For the MLS Digital Capacity digital badge a variety of online materials (including those developed as part of the All Aboard project) have been identified as being more suitable than traditional workshops used for the other competences. For details of these see the document Suggestions for Developing Digital Capacity in MLS Tutors.

Ideas and observations for individual digital badges:

This sub-section contains ideas and observations from local co-ordinators about approaches that they have found useful to use in helping their tutors in pursuing the digital badges.

  1. MLS Knowledge and Skills digital badge:
      1. For the Criterion aspect, "Providing evidence of completion of 10 hours MLS work in their institution", it is important that these hours are expected to be part of the workload for staff of an institution. For tutors who are undertaking postgraduate studies these are expected to be paid hours or hours which must be undertaken as part of their scheduled workload as outlined by their institution’s requirements for their postgraduate studies.

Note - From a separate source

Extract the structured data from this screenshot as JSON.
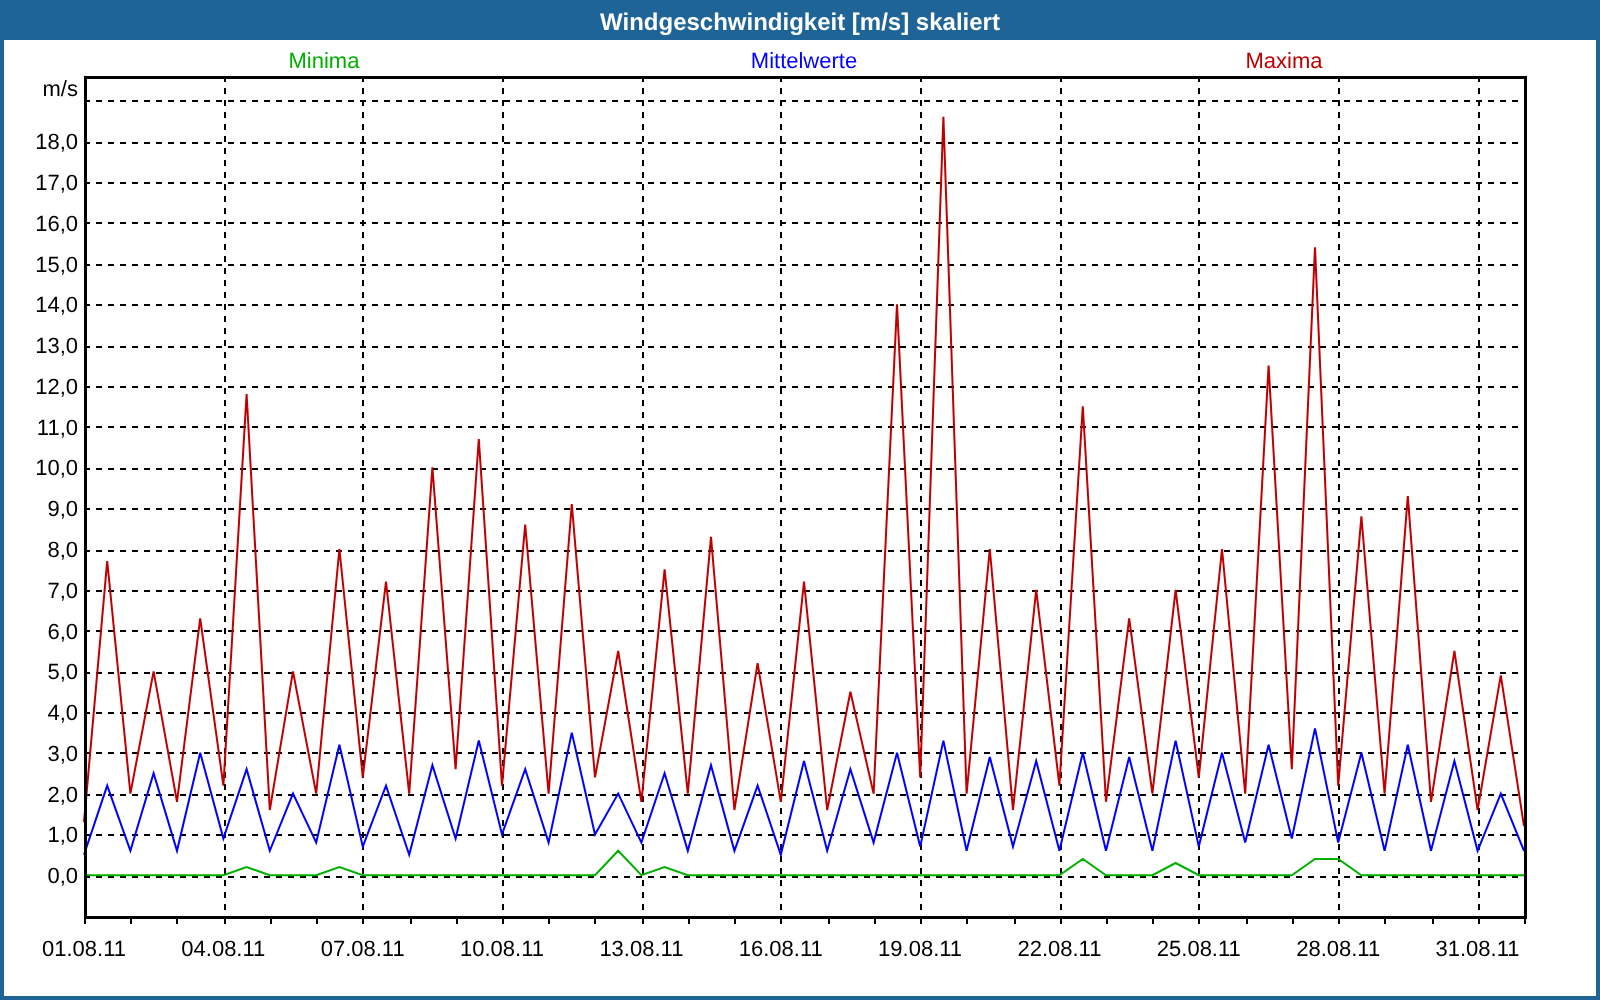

      2. For the Criterion aspect, "Showing evidence of preparation and/or facilitation of a small group tutoring session", part of the background work for this aspect could be achieved by undertaking the Presentation Skills digital badge.
      3. Also, when considering aspects of the workshop to support this digital badge it is important to consider issues relating to classroom management, for example practical things that people often don’t think about but make a big difference to communication in the classroom (e.g. hopping around the board when writing instead of just dividing the board into sections and keeping the board organised; speaking too fast; etc.).

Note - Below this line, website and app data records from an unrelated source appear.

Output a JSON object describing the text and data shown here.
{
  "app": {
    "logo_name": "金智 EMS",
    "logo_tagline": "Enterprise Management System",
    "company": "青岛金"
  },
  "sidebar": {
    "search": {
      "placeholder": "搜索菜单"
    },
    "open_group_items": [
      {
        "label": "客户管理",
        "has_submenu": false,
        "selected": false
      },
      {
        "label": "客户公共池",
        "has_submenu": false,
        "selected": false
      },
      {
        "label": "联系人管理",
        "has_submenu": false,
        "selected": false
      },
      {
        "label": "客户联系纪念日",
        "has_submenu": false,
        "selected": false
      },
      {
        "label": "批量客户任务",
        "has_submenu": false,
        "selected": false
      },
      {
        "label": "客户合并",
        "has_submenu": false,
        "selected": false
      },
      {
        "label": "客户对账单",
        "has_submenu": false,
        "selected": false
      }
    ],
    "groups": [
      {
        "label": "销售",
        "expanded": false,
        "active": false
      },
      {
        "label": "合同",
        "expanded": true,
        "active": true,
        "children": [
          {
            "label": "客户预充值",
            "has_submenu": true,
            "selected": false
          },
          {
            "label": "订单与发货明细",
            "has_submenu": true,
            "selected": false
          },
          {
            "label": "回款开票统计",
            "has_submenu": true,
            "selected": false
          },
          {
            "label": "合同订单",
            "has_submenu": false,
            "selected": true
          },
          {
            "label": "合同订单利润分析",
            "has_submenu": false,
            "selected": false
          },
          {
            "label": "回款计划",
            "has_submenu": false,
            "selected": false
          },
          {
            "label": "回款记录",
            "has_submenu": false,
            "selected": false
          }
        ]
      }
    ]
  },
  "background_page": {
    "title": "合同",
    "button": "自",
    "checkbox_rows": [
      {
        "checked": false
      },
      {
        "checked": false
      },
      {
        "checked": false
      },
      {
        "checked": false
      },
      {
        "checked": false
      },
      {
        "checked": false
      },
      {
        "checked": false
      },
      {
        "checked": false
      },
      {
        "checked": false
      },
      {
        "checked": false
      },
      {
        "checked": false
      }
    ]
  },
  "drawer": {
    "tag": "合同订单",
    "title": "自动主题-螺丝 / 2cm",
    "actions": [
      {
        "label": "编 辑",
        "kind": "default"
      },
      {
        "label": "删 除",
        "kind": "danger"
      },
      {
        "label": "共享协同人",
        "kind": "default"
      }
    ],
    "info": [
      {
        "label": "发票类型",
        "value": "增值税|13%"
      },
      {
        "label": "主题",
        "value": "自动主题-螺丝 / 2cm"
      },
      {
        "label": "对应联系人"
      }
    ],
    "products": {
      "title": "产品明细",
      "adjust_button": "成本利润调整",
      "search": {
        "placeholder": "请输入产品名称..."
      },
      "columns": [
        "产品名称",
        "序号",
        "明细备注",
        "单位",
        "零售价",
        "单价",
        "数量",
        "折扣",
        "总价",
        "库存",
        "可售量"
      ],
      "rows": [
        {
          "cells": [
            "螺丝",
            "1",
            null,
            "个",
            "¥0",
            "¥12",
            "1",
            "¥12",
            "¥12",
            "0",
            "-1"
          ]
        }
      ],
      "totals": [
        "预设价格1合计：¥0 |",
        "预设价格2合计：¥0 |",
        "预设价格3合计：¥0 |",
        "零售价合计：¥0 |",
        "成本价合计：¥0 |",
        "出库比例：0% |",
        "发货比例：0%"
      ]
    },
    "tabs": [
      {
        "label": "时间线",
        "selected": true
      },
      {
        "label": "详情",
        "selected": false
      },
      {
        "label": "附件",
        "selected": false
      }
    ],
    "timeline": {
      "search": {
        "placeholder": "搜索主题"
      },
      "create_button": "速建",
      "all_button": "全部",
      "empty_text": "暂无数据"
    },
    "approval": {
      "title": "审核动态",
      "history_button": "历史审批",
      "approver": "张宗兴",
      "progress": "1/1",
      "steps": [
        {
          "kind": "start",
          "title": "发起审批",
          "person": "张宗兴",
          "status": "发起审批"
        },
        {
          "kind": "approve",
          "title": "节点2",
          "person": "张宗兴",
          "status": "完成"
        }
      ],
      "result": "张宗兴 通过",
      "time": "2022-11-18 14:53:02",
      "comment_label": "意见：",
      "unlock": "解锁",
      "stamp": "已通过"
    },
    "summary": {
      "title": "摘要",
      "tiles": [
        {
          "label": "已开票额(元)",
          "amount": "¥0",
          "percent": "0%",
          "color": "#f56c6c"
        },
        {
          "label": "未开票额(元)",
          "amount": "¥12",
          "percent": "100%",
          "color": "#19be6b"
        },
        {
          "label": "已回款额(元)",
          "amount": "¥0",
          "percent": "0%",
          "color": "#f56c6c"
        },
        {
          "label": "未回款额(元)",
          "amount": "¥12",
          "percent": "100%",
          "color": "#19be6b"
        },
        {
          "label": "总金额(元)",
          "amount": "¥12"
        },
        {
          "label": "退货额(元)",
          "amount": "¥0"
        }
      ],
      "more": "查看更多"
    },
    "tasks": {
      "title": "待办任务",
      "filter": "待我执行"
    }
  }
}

  2. MLS Communication/Dialogue skills digital badge:
    For the Criterion aspect, "Find and review an academic paper on MLS", several approaches could be adopted. For example, the tutor might be asked to write a review of an academic paper on MLS for MSOR Connections journal or similar. Alternatively, the tutor might be asked to write a description on how they would use or are using (at least) one idea from the paper to address current issues in their MLS or in MLS in general. One other possible approach is that the tutor might be asked to give a short talk about a paper they have found and reviewed.
  3. MLS Professional Identity Development digital badge:
    No ideas or observations yet. If a local MLS coordinator has an idea or suggestion that they would like to share with others implementing the training for this digital badge please email This email address is being protected from spambots. You need JavaScript enabled to view it. so it can be included in future versions of this webpage
  4. MLS Digital Capacity digital badge:
    No ideas or observations yet. If a local MLS coordinator an idea or suggestion that they would like to share with others implementing the training for this digital badge please email This email address is being protected from spambots. You need JavaScript enabled to view it. so it can be included in future versions of this webpage.
References & Footnotes
  1. Local MLS Coordinator: The term local MLS co-ordinator refers to a MLS manager or director or similar who oversee MLS tutor development in an institution.
  2. Project team: Project lead Ciarán O’Sullivan TU Dublin, and initial project team members, Michael Grove University of Birmingham and Ciarán Mac an Bhaird MU. Kirsten Pfeiffer NUIG and Peter Mulligan MU subsequently joined the team, facilitated initial trials and contributed to the refinement of certain aspects of the model.